--- EXERCISE INSTRUCTIONS ---
Say how many lines in the entries hold the string "content", giving the number by itself.
START EXCERPTED RECORDS
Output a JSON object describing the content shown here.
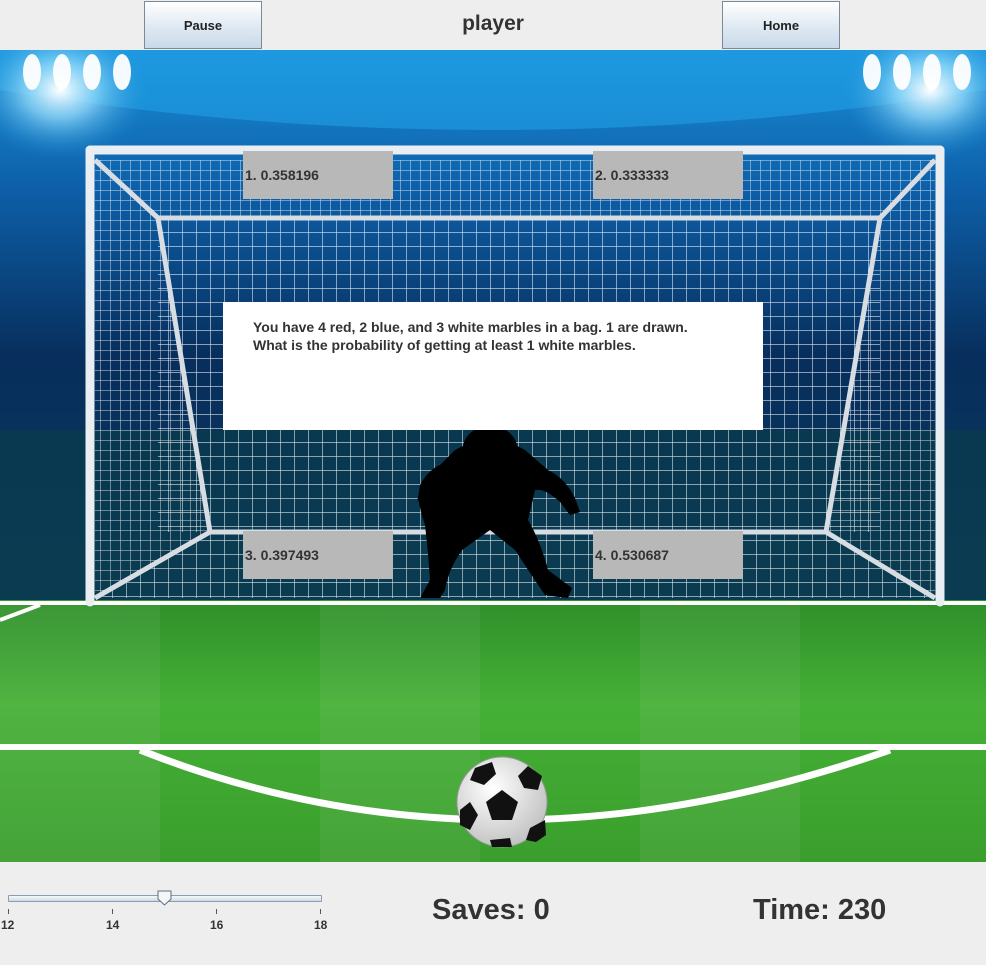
{
  "header": {
    "pause_label": "Pause",
    "title": "player",
    "home_label": "Home"
  },
  "question": {
    "line1": "You have 4 red, 2 blue, and 3 white marbles in a bag. 1 are drawn.",
    "line2": "What is the probability of getting at least 1 white marbles."
  },
  "answers": [
    {
      "label": "1. 0.358196"
    },
    {
      "label": "2. 0.333333"
    },
    {
      "label": "3. 0.397493"
    },
    {
      "label": "4. 0.530687"
    }
  ],
  "slider": {
    "min": 12,
    "max": 18,
    "value": 15,
    "tick_labels": [
      "12",
      "14",
      "16",
      "18"
    ]
  },
  "status": {
    "saves": "Saves: 0",
    "time": "Time: 230"
  },
  "colors": {
    "sky_top": "#0a2a55",
    "grass": "#3fa62e",
    "answer_box": "#b8b8b8",
    "question_box": "#ffffff"
  },
  "icons": [
    "goalkeeper-silhouette-icon",
    "soccer-ball-icon",
    "stadium-light-icon"
  ]
}
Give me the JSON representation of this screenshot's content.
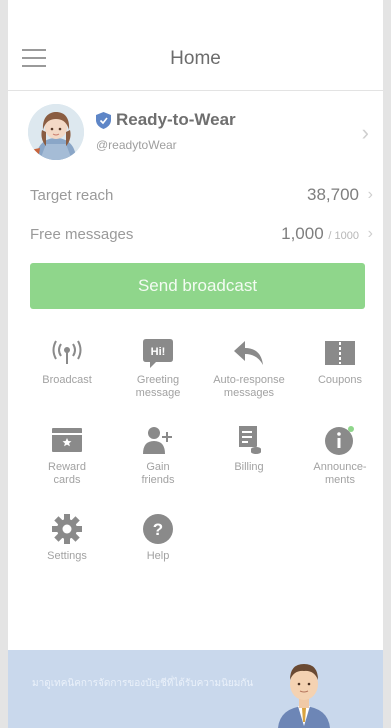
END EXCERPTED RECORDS
--- ANSWER TO THE PROBLEM ---
2